With that in mind, the Braves sought an improvement in center and found it with Nate McLouth. The Pirates CF had just signed a long-term extension after going to an All-Star Game, winning a Gold Glove (undeserved), and leading the NL with 46 doubles in ’08, but the Pirates were still willing to move him and the Braves were desperate. Packaging Hernandez with a pair of young starters, Charlie Morton and Jeff Locke, the Braves waved goodbye to the outfielder.
Once traded, Hernandez saw his numbers tail off with Altoona in the Eastern League. He would only OPS .652 after the trade, earning him a return trip to Altoona in 2010. His numbers remained poor and he missed a chunk of the season to injury. Needing to move him up, Hernandez made his AAA debut in 2011 and while he had lost his top prospect status following his poor finish to the 2009 season, Hernandez at least showed there was a chance he could return to form by hitting .283/.348/.392 with 21 steals with the Indianapolis Indians.
He got off to a meh-start to open 2012, but was promoted to the bigs in late May and appeared in 25 games for the Pirates, though received only 26 PA. He walked once, was hit by a pitch once, and managed two singles in the other 24 at-bats. The 2012 Pirates were actually not too far away from competing for a playoff spot so they tried to improve their team by sending Hernandez and a competitive draft selection to the Marlins for Gaby Sanchez. With the Marlins to finish the 2012 season, Hernandez played regularly and hit .212/.288/.341 with 5 steals.
After failing to make the Marlins roster in 2013, Hernandez headed back to AAA. His numbers remained underwhelming and less than a year after acquiring him, the Marlins traded Hernandez to the Royals for minor leaguer Alex McClure. While Dayton Moore made a practice of grabbing any ex-Braves prospect back then, Moore wasn’t with the Braves when they had acquired Hernandez.
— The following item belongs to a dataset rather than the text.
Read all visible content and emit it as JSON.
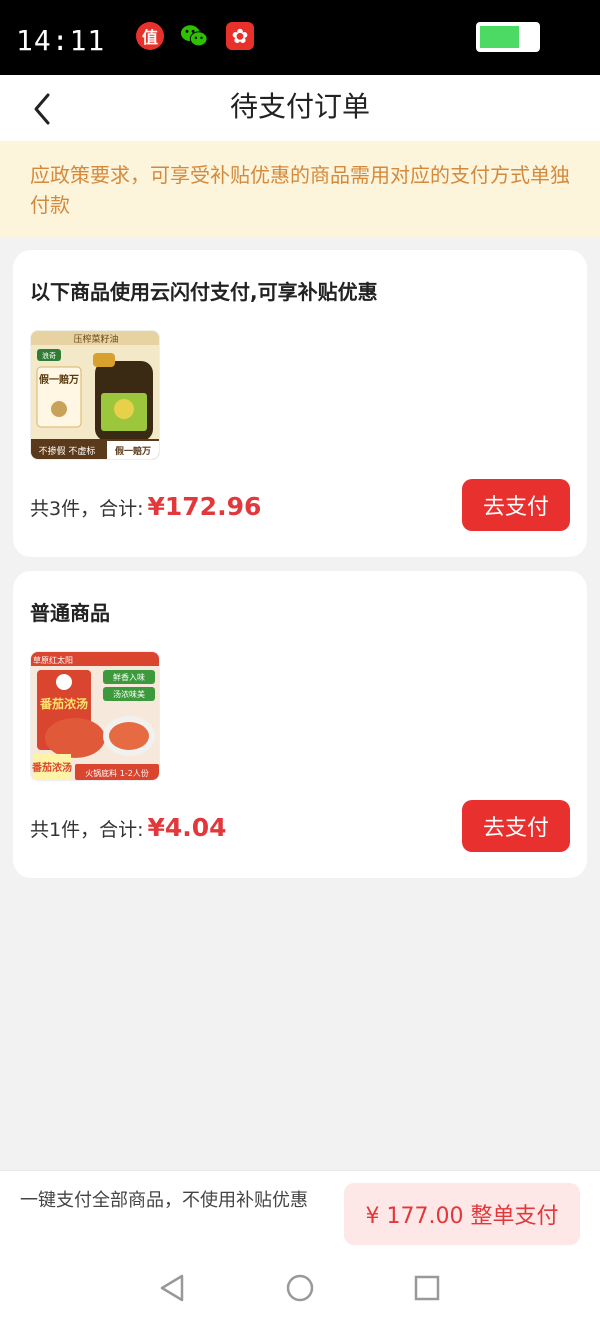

Hernandez finished the year with a .633 OPS while playing for Omaha.
2014 would see Hernandez remain out of the picture. He returned to the Royals, but was purchased by the White Sox a few weeks into the season. Hernandez lasted just two months after that before being cut. He hit just .233/.291/.286 in 51 games overall. He headed down to Mexico to finish the year and hit wonderfully down there.
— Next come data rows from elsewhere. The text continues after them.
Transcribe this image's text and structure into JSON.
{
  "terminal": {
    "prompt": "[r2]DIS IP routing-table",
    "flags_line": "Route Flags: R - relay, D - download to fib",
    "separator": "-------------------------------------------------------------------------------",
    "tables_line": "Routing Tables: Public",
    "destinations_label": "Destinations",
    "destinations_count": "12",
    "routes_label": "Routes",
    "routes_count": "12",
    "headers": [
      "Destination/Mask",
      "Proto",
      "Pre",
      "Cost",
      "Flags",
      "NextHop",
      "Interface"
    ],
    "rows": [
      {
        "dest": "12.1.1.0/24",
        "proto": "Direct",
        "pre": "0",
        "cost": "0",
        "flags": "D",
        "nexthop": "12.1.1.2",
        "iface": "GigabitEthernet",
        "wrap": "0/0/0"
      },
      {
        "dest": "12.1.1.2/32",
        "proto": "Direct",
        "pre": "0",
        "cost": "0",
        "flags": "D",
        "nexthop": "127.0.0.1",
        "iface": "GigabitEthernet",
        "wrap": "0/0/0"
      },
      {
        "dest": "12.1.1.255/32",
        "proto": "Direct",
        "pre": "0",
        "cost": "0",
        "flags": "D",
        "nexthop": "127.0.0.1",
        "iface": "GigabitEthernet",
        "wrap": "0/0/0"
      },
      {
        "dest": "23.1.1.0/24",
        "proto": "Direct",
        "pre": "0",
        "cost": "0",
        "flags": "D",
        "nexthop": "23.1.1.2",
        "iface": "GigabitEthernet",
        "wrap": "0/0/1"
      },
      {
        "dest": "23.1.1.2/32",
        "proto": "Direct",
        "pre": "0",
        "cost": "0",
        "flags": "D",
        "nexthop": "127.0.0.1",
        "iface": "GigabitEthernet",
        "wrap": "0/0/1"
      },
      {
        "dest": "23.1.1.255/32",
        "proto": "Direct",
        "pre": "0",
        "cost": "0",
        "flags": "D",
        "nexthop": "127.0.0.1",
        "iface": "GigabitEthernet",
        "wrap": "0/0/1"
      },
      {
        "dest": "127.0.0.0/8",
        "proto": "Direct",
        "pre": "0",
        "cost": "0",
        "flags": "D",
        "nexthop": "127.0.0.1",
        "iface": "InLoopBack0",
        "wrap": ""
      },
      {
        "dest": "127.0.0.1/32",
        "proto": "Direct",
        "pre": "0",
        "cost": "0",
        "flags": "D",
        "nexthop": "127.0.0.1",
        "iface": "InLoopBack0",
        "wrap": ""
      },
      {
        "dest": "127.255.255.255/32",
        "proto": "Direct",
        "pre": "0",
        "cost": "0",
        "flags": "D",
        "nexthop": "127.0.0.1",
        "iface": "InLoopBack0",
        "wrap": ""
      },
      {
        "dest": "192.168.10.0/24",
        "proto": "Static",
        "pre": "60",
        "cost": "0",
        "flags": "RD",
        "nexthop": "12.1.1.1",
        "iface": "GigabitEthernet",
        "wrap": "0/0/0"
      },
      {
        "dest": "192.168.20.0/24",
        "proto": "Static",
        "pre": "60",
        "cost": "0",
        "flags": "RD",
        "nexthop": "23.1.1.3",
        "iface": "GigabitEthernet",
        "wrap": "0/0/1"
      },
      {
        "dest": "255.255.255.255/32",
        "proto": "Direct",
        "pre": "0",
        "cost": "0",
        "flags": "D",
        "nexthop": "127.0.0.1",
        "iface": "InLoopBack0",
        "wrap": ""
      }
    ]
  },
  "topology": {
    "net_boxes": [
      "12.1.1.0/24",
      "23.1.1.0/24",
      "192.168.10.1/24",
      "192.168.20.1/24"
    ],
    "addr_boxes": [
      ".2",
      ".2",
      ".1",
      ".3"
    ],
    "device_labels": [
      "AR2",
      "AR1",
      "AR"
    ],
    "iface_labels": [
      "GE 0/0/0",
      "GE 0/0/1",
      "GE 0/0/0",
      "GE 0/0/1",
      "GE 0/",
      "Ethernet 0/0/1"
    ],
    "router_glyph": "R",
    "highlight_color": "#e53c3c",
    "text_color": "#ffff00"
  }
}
The Pirates came calling in 2015, giving Hernandez a second shot with the organization he had made his debut with back in 2012. He didn’t make the roster coming out of spring, but did hit .288/.365/.406 in his return to Indianapolis. On June 28, the Pirates were playing a visiting Atlanta Braves club. The previous day, Andrew McCutchen had been hit by a pitch and was removed for precautionary reasons. The Pirates grew tired, yet again, of Jose Tabata and wanted a look at Hernandez along with adding depth. Hernandez would start in right field vs. the Braves and go 0-for-3. He would play seven more games and received two at-bats, though he remained hitless. In July, he was DL’d for shoulder discomfort and when healthy, he was outrighted to Indianapolis, where he would finish the season.
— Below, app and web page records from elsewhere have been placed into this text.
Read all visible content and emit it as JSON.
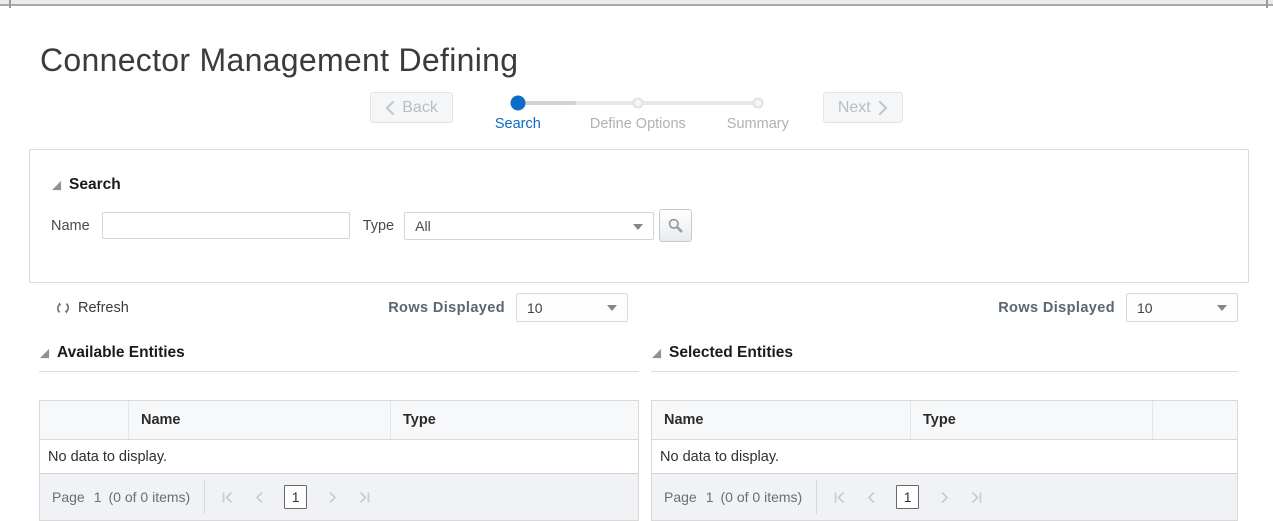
{
  "page": {
    "title": "Connector Management Defining"
  },
  "colors": {
    "accent_blue": "#0d6cc6",
    "disabled_gray": "#b8bec5",
    "footer_bg": "#f0f2f5"
  },
  "icons": {
    "back_chevron": "‹",
    "next_chevron": "›",
    "disclosure_triangle": "◢",
    "refresh": "circular-arrows",
    "search": "magnifier",
    "dropdown_arrow": "▾",
    "page_first": "|‹",
    "page_prev": "‹",
    "page_next": "›",
    "page_last": "›|"
  },
  "wizard": {
    "back_label": "Back",
    "next_label": "Next",
    "steps": [
      {
        "label": "Search",
        "state": "active"
      },
      {
        "label": "Define Options",
        "state": "upcoming"
      },
      {
        "label": "Summary",
        "state": "upcoming"
      }
    ]
  },
  "search_panel": {
    "title": "Search",
    "name_label": "Name",
    "name_value": "",
    "type_label": "Type",
    "type_value": "All"
  },
  "toolbar": {
    "refresh_label": "Refresh",
    "rows_displayed_label": "Rows Displayed",
    "rows_displayed_value": "10"
  },
  "available": {
    "title": "Available Entities",
    "columns": {
      "sel": "",
      "name": "Name",
      "type": "Type"
    },
    "empty_message": "No data to display.",
    "pagination": {
      "page_word": "Page",
      "page_number": "1",
      "items_text": "(0 of 0 items)",
      "current_page": "1"
    }
  },
  "selected": {
    "title": "Selected Entities",
    "columns": {
      "name": "Name",
      "type": "Type",
      "extra": ""
    },
    "empty_message": "No data to display.",
    "pagination": {
      "page_word": "Page",
      "page_number": "1",
      "items_text": "(0 of 0 items)",
      "current_page": "1"
    }
  }
}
Hernandez just turned 28 and has hit .186/.260/.292 during his 78 games in the majors. He’ll look for a good situation this winter while continuing his yearly return to Caribes in the Venezela Winter League.